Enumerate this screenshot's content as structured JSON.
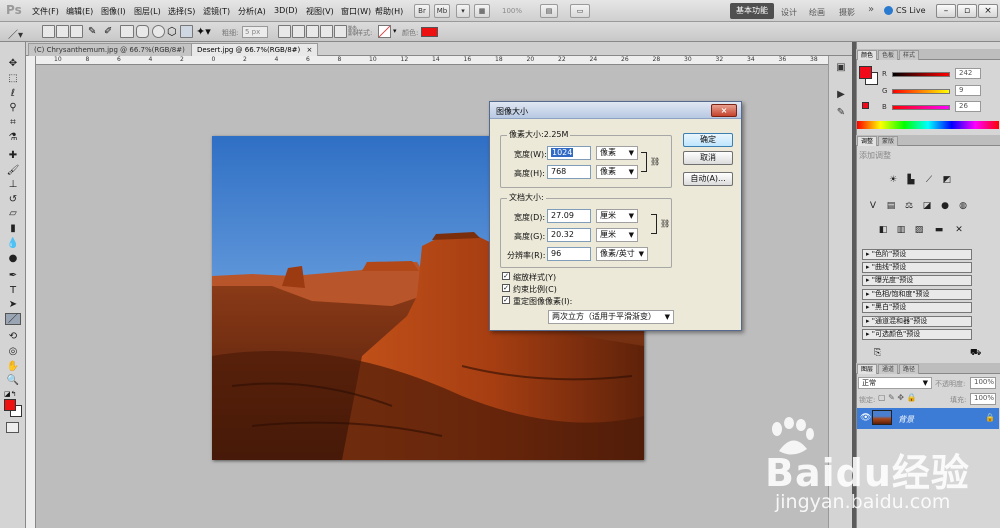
{
  "app": {
    "logo": "Ps"
  },
  "menu": [
    "文件(F)",
    "编辑(E)",
    "图像(I)",
    "图层(L)",
    "选择(S)",
    "滤镜(T)",
    "分析(A)",
    "3D(D)",
    "视图(V)",
    "窗口(W)",
    "帮助(H)"
  ],
  "topbar": {
    "zoom": "100%",
    "workspace_active": "基本功能",
    "workspaces": [
      "设计",
      "绘画",
      "摄影"
    ],
    "more": "»",
    "cs_live": "CS Live"
  },
  "options": {
    "feather_label": "粗细:",
    "feather_value": "5 px",
    "style_label": "样式:",
    "color_label": "颜色:",
    "color": "#ee1111"
  },
  "tabs": [
    {
      "label": "(C) Chrysanthemum.jpg @ 66.7%(RGB/8#)",
      "close": "×"
    },
    {
      "label": "Desert.jpg @ 66.7%(RGB/8#)",
      "close": "×"
    }
  ],
  "ruler_top": [
    "10",
    "8",
    "6",
    "4",
    "2",
    "0",
    "2",
    "4",
    "6",
    "8",
    "10",
    "12",
    "14",
    "16",
    "18",
    "20",
    "22",
    "24",
    "26",
    "28",
    "30",
    "32",
    "34",
    "36",
    "38"
  ],
  "dialog": {
    "title": "图像大小",
    "close": "×",
    "pixel_dims": {
      "title": "像素大小:2.25M",
      "width_label": "宽度(W):",
      "width_value": "1024",
      "width_unit": "像素",
      "height_label": "高度(H):",
      "height_value": "768",
      "height_unit": "像素"
    },
    "doc_size": {
      "title": "文档大小:",
      "width_label": "宽度(D):",
      "width_value": "27.09",
      "width_unit": "厘米",
      "height_label": "高度(G):",
      "height_value": "20.32",
      "height_unit": "厘米",
      "res_label": "分辨率(R):",
      "res_value": "96",
      "res_unit": "像素/英寸"
    },
    "checks": [
      {
        "label": "缩放样式(Y)",
        "checked": true
      },
      {
        "label": "约束比例(C)",
        "checked": true
      },
      {
        "label": "重定图像像素(I):",
        "checked": true
      }
    ],
    "resample": "两次立方（适用于平滑渐变）",
    "ok": "确定",
    "cancel": "取消",
    "auto": "自动(A)..."
  },
  "color_panel": {
    "tabs": [
      "颜色",
      "色板",
      "样式"
    ],
    "channels": [
      {
        "label": "R",
        "value": "242"
      },
      {
        "label": "G",
        "value": "9"
      },
      {
        "label": "B",
        "value": "26"
      }
    ],
    "fg_color": "#f2091a"
  },
  "adjust_panel": {
    "tabs": [
      "调整",
      "蒙版"
    ],
    "title": "添加调整",
    "presets": [
      "\"色阶\"预设",
      "\"曲线\"预设",
      "\"曝光度\"预设",
      "\"色相/饱和度\"预设",
      "\"黑白\"预设",
      "\"通道混和器\"预设",
      "\"可选颜色\"预设"
    ]
  },
  "layers_panel": {
    "tabs": [
      "图层",
      "通道",
      "路径"
    ],
    "blend_mode": "正常",
    "opacity_label": "不透明度:",
    "opacity_value": "100%",
    "lock_label": "锁定:",
    "fill_label": "填充:",
    "fill_value": "100%",
    "layer_name": "背景"
  },
  "watermark": {
    "brand": "Baidu经验",
    "url": "jingyan.baidu.com"
  }
}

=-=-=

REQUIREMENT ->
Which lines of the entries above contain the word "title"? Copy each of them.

TASK ANSWER ->
    "title": "图像大小",
      "title": "像素大小:2.25M",
      "title": "文档大小:",
    "title": "添加调整",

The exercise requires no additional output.